– Bart’s butt cast is pretty silly, but I do like the family laughing at hearing Hibbet say ‘coccyx’ (even Marge), and the medical interns vigorously taking notes staring at Bart’s ass. And good thing Hibbert installed that viewing window, how else would he… relieve himself?
– I do think Skinner is a bit too wimpy, but Fat Tony’s got some great lines here (“Do we really need all those ramps?” “Who’s to say? Does a peacock need all those feathers?” “Look, you’re getting a little philosophical for me.” “I suppose so. They say it happens in the autumn years.”) Also great, of course, is “I don’t get mad. I get stabby.”
– Great speech from Skinner at the groundbreaking ceremony (“This is a proud day. Now when people ask if we’re in compliance the Americans with Disabilities Act of 1975, I can say, we are closer than ever before! To inaugurate our ramp system, here’s the first of what I hope will be many disabled students, Bart Simpson!”)
– It’s pretty silly, but I do like the play they put on for Burns, and his reactions to it (“I never liked that Dr. Stupid.”) Not a fan of the gravity-defying trap door though.
– Love Milhouse’s explosive enthusiasm of describing his dream toy (“Its eyes should be telescopes! No, periscopes! No, microscopes! Can you come back to me?”)
– Great how the name that Lisa gives off the top of her head ultimately becomes the name of the toy. Shows just how little thought the company is willing to put into these things. Also great is the role reversal of Lisa having to write on the chalkboard as punishment for doing math in class. Bart eats it up (“Lisa’s in trouble. The ironing is delicious.” “The word is ‘irony’.” “Huh?”)
– Classic bit from Krusty as he signs off for the season (“So, have a merry Christmas, a happy Hanukkah, a kwazy Kwanza, a tip-top Tet, and a solemn, dignified Ramadan. Now a word from my god: our sponsor.”)

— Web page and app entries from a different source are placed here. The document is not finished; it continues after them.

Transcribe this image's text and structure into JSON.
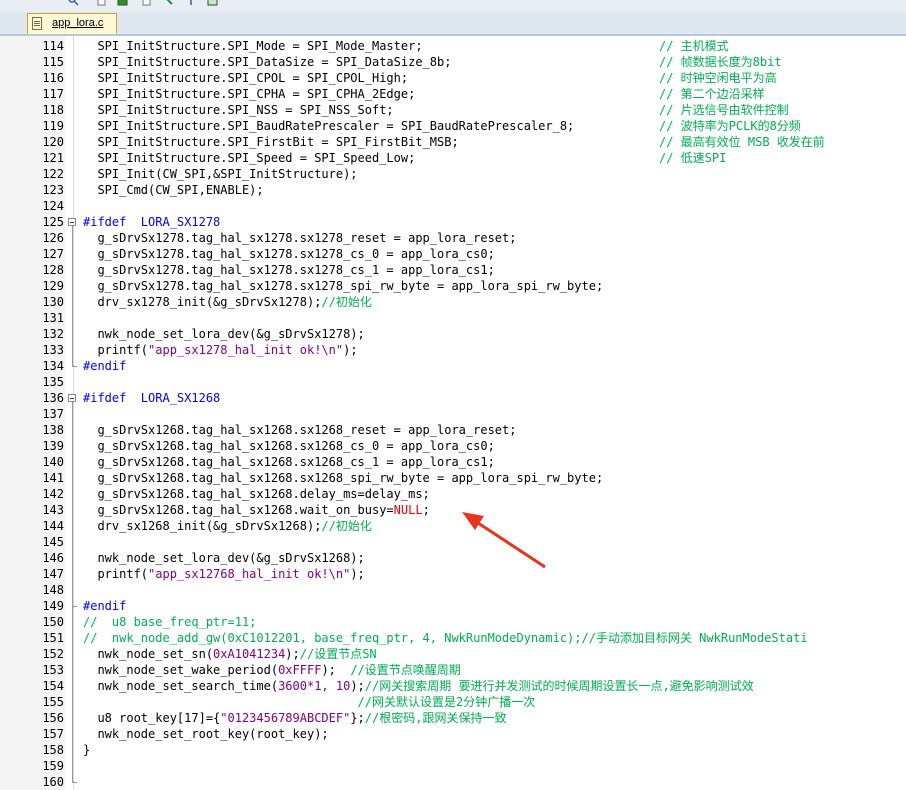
{
  "tab": {
    "label": "app_lora.c"
  },
  "toolbar": {
    "icons": [
      "find-icon",
      "page-icon",
      "bookmark-icon",
      "down-icon",
      "wrench-icon",
      "window-icon"
    ]
  },
  "colors": {
    "code": "#000000",
    "comment": "#00b050",
    "preprocessor": "#0000ff",
    "string": "#800080",
    "null": "#ff0000",
    "arrow": "#e8341c"
  },
  "lines": [
    {
      "n": "114",
      "code": "  SPI_InitStructure.SPI_Mode = SPI_Mode_Master;",
      "comment": "// 主机模式"
    },
    {
      "n": "115",
      "code": "  SPI_InitStructure.SPI_DataSize = SPI_DataSize_8b;",
      "comment": "// 帧数据长度为8bit"
    },
    {
      "n": "116",
      "code": "  SPI_InitStructure.SPI_CPOL = SPI_CPOL_High;",
      "comment": "// 时钟空闲电平为高"
    },
    {
      "n": "117",
      "code": "  SPI_InitStructure.SPI_CPHA = SPI_CPHA_2Edge;",
      "comment": "// 第二个边沿采样"
    },
    {
      "n": "118",
      "code": "  SPI_InitStructure.SPI_NSS = SPI_NSS_Soft;",
      "comment": "// 片选信号由软件控制"
    },
    {
      "n": "119",
      "code": "  SPI_InitStructure.SPI_BaudRatePrescaler = SPI_BaudRatePrescaler_8;",
      "comment": "// 波特率为PCLK的8分频"
    },
    {
      "n": "120",
      "code": "  SPI_InitStructure.SPI_FirstBit = SPI_FirstBit_MSB;",
      "comment": "// 最高有效位 MSB 收发在前"
    },
    {
      "n": "121",
      "code": "  SPI_InitStructure.SPI_Speed = SPI_Speed_Low;",
      "comment": "// 低速SPI"
    },
    {
      "n": "122",
      "code": "  SPI_Init(CW_SPI,&SPI_InitStructure);"
    },
    {
      "n": "123",
      "code": "  SPI_Cmd(CW_SPI,ENABLE);"
    },
    {
      "n": "124",
      "code": ""
    },
    {
      "n": "125",
      "code": "#ifdef  LORA_SX1278",
      "pp": true
    },
    {
      "n": "126",
      "code": "  g_sDrvSx1278.tag_hal_sx1278.sx1278_reset = app_lora_reset;"
    },
    {
      "n": "127",
      "code": "  g_sDrvSx1278.tag_hal_sx1278.sx1278_cs_0 = app_lora_cs0;"
    },
    {
      "n": "128",
      "code": "  g_sDrvSx1278.tag_hal_sx1278.sx1278_cs_1 = app_lora_cs1;"
    },
    {
      "n": "129",
      "code": "  g_sDrvSx1278.tag_hal_sx1278.sx1278_spi_rw_byte = app_lora_spi_rw_byte;"
    },
    {
      "n": "130",
      "code": "  drv_sx1278_init(&g_sDrvSx1278);",
      "tail": "//初始化"
    },
    {
      "n": "131",
      "code": ""
    },
    {
      "n": "132",
      "code": "  nwk_node_set_lora_dev(&g_sDrvSx1278);"
    },
    {
      "n": "133",
      "code": "  printf(",
      "str": "\"app_sx1278_hal_init ok!\\n\"",
      "after": ");"
    },
    {
      "n": "134",
      "code": "#endif",
      "pp": true
    },
    {
      "n": "135",
      "code": ""
    },
    {
      "n": "136",
      "code": "#ifdef  LORA_SX1268",
      "pp": true
    },
    {
      "n": "137",
      "code": ""
    },
    {
      "n": "138",
      "code": "  g_sDrvSx1268.tag_hal_sx1268.sx1268_reset = app_lora_reset;"
    },
    {
      "n": "139",
      "code": "  g_sDrvSx1268.tag_hal_sx1268.sx1268_cs_0 = app_lora_cs0;"
    },
    {
      "n": "140",
      "code": "  g_sDrvSx1268.tag_hal_sx1268.sx1268_cs_1 = app_lora_cs1;"
    },
    {
      "n": "141",
      "code": "  g_sDrvSx1268.tag_hal_sx1268.sx1268_spi_rw_byte = app_lora_spi_rw_byte;"
    },
    {
      "n": "142",
      "code": "  g_sDrvSx1268.tag_hal_sx1268.delay_ms=delay_ms;"
    },
    {
      "n": "143",
      "code": "  g_sDrvSx1268.tag_hal_sx1268.wait_on_busy=",
      "null": "NULL",
      "after": ";"
    },
    {
      "n": "144",
      "code": "  drv_sx1268_init(&g_sDrvSx1268);",
      "tail": "//初始化"
    },
    {
      "n": "145",
      "code": ""
    },
    {
      "n": "146",
      "code": "  nwk_node_set_lora_dev(&g_sDrvSx1268);"
    },
    {
      "n": "147",
      "code": "  printf(",
      "str": "\"app_sx12768_hal_init ok!\\n\"",
      "after": ");"
    },
    {
      "n": "148",
      "code": ""
    },
    {
      "n": "149",
      "code": "#endif",
      "pp": true
    },
    {
      "n": "150",
      "code": "//  u8 base_freq_ptr=11;",
      "allcmt": true
    },
    {
      "n": "151",
      "code": "//  nwk_node_add_gw(0xC1012201, base_freq_ptr, 4, NwkRunModeDynamic);//手动添加目标网关 NwkRunModeStati",
      "allcmt": true
    },
    {
      "n": "152",
      "code": "  nwk_node_set_sn(",
      "num": "0xA1041234",
      "after": ");",
      "tail": "//设置节点SN"
    },
    {
      "n": "153",
      "code": "  nwk_node_set_wake_period(",
      "num": "0xFFFF",
      "after": ");  ",
      "tail": "//设置节点唤醒周期"
    },
    {
      "n": "154",
      "code": "  nwk_node_set_search_time(",
      "num": "3600*1, 10",
      "after": ");",
      "tail": "//网关搜索周期 要进行并发测试的时候周期设置长一点,避免影响测试效"
    },
    {
      "n": "155",
      "code": "                                      ",
      "tail": "//网关默认设置是2分钟广播一次"
    },
    {
      "n": "156",
      "code": "  u8 root_key[17]={",
      "str": "\"0123456789ABCDEF\"",
      "after": "};",
      "tail": "//根密码,跟网关保持一致"
    },
    {
      "n": "157",
      "code": "  nwk_node_set_root_key(root_key);"
    },
    {
      "n": "158",
      "code": "}"
    },
    {
      "n": "159",
      "code": ""
    },
    {
      "n": "160",
      "code": ""
    }
  ]
}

– Love the ridiculous accessories you can get for Funzo: Funzo’s dream fortress, Funzo’s lower back pain chair, Funzo’s European Voltage converter…
– More great Springfield mob mentality as Lenny breaks through the glass store door with a giant candy cane and the masses rush to get their Funzos. Lindsay Naegle watching on security feed would like it more if there were some trampling. Cue Moe (“Ow! Now why would you wear cleats to a store?!”)
– The best line comes from Coleman, pulling up to bust Homer, Bart and Lisa (“Well, what do we have here? Looks like the biggest rip-off since Webster!”)